**Exercise details**
Filter the material below down to the lines containing the word "JSON".

START Data for review

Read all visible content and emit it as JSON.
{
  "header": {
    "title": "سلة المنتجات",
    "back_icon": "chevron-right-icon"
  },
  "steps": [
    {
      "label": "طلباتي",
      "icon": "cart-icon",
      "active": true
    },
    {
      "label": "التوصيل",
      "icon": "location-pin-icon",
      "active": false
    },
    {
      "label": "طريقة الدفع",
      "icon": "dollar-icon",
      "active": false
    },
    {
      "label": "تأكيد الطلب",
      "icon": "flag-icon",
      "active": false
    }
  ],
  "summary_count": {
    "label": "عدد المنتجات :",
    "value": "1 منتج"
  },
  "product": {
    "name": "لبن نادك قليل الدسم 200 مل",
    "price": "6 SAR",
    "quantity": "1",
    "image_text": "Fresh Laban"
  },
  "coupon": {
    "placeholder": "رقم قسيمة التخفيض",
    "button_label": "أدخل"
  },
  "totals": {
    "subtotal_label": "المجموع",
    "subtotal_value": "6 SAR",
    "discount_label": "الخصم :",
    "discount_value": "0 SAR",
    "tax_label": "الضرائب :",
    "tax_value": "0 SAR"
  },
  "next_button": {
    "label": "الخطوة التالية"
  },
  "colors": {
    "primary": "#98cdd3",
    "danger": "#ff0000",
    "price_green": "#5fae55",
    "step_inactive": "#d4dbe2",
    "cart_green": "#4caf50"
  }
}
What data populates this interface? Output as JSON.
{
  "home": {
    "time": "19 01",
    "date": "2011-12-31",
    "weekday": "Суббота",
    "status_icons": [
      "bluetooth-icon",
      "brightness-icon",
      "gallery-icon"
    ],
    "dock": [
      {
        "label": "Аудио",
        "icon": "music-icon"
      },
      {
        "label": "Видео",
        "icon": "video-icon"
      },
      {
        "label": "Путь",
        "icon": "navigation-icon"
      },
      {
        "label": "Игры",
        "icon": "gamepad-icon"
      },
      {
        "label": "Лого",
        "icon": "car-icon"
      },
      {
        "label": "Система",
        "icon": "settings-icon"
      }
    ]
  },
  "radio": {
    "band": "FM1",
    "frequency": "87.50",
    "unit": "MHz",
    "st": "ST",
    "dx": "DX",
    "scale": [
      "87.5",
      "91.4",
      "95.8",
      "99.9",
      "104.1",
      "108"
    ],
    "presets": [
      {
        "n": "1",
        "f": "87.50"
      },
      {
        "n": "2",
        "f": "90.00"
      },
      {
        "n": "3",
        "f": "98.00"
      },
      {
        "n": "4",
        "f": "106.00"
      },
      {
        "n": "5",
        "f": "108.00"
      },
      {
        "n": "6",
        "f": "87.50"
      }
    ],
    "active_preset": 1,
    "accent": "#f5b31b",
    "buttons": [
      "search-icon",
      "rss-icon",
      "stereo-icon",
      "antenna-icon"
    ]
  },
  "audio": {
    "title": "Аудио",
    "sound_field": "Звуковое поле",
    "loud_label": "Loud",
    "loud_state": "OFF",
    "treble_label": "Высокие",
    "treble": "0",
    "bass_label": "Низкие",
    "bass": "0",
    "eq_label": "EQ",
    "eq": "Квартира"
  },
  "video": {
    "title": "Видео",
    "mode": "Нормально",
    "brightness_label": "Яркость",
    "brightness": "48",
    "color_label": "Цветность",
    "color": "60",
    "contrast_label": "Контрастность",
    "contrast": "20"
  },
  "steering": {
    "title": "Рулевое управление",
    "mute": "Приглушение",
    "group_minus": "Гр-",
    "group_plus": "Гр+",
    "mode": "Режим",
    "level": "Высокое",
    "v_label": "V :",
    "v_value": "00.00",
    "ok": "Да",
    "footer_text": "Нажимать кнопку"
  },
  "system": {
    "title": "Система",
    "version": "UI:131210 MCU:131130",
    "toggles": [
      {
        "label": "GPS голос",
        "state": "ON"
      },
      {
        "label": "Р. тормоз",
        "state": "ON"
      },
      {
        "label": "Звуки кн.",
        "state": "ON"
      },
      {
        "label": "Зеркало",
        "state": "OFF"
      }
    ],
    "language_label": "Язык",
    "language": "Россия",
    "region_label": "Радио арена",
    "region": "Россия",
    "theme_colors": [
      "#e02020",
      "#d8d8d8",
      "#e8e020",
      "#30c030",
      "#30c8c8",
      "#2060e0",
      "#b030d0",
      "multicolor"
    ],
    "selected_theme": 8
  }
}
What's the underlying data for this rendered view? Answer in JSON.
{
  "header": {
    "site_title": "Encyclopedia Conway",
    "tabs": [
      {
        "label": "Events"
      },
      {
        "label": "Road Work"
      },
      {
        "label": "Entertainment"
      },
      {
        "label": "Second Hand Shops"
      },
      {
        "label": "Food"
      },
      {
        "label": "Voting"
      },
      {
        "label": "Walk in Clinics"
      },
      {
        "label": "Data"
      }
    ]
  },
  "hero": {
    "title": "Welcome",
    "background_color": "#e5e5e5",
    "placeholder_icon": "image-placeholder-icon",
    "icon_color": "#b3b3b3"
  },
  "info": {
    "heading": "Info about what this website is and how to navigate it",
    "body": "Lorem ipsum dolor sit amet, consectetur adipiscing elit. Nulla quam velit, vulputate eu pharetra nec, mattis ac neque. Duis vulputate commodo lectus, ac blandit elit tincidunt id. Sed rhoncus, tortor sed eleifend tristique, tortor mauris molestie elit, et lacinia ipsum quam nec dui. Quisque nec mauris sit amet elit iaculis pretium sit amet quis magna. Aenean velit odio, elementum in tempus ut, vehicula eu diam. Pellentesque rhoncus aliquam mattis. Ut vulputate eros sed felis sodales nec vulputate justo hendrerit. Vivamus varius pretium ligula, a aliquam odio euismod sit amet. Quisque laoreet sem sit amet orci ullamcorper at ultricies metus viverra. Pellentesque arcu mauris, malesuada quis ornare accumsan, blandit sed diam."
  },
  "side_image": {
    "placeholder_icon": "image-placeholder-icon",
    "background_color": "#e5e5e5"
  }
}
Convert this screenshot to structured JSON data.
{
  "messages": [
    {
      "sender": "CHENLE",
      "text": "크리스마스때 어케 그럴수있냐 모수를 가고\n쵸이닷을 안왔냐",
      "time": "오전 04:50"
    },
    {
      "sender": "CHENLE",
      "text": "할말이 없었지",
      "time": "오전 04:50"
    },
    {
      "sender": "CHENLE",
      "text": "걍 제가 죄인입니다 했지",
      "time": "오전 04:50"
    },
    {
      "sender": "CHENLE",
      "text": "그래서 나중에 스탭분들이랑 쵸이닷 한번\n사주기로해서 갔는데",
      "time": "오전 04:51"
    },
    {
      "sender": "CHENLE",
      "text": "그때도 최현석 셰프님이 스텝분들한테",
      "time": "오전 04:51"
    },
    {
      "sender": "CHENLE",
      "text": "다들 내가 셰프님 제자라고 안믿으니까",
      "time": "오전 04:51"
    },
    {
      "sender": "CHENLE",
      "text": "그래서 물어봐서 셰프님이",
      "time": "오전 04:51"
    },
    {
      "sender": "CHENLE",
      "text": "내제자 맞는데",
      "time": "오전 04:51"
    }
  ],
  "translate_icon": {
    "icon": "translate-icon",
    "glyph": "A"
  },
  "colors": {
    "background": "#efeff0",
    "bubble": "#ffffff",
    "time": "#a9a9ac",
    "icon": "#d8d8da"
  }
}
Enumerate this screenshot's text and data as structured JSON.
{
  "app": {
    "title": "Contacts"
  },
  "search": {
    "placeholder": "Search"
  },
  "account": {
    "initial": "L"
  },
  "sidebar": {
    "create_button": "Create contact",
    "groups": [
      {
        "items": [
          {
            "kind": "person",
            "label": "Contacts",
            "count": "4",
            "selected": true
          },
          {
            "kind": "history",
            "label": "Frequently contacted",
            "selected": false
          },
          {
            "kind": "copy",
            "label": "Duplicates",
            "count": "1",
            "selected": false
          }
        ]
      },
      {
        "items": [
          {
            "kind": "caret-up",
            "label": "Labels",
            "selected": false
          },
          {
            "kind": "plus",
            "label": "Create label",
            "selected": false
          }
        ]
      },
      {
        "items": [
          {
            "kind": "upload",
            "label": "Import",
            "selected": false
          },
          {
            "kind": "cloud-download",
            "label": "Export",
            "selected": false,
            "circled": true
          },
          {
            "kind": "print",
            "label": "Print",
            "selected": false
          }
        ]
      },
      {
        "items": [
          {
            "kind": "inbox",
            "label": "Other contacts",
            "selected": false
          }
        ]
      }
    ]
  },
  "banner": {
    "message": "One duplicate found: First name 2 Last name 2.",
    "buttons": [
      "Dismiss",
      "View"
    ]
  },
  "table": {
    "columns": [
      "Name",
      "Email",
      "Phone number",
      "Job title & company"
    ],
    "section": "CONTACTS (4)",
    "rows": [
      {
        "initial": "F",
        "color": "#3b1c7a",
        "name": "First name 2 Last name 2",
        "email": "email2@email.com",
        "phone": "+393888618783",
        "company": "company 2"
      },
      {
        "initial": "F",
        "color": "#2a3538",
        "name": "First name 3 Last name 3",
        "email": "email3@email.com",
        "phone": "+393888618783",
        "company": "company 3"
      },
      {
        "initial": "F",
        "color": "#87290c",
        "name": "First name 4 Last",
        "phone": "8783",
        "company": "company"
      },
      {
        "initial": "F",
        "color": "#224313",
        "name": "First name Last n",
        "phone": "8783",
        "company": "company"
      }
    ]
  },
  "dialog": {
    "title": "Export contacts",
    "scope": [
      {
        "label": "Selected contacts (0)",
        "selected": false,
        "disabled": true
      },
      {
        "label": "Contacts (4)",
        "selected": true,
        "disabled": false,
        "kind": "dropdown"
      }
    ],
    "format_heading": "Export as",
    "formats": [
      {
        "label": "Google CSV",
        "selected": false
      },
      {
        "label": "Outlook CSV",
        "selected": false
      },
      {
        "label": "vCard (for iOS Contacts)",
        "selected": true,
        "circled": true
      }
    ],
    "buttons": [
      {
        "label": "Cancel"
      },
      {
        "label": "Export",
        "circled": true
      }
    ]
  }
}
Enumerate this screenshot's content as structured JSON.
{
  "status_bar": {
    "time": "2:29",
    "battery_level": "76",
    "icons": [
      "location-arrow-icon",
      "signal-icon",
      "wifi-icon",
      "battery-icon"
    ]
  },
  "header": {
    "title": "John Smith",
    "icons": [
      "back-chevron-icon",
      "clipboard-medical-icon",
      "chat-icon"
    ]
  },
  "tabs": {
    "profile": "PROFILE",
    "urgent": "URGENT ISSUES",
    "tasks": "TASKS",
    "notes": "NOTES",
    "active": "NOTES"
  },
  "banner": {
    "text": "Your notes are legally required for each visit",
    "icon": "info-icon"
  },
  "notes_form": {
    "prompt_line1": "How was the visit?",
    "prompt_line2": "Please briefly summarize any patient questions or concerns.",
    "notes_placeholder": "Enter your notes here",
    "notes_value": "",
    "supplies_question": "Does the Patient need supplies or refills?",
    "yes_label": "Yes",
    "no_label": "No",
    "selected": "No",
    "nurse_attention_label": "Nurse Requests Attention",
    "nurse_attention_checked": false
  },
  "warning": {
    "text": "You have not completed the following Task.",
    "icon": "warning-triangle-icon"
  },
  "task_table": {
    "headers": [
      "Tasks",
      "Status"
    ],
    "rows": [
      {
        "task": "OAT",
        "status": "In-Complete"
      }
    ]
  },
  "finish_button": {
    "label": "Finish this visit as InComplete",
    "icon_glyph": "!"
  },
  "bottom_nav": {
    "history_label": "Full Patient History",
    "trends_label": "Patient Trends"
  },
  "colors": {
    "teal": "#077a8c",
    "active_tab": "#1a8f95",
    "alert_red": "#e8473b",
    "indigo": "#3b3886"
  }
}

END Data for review

**Written response**
Read all visible content and emit it as JSON.
What data populates this interface? Output as JSON.
What's the underlying data for this rendered view? Answer in JSON.
Convert this screenshot to structured JSON data.
Enumerate this screenshot's text and data as structured JSON.
Enumerate this screenshot's content as structured JSON.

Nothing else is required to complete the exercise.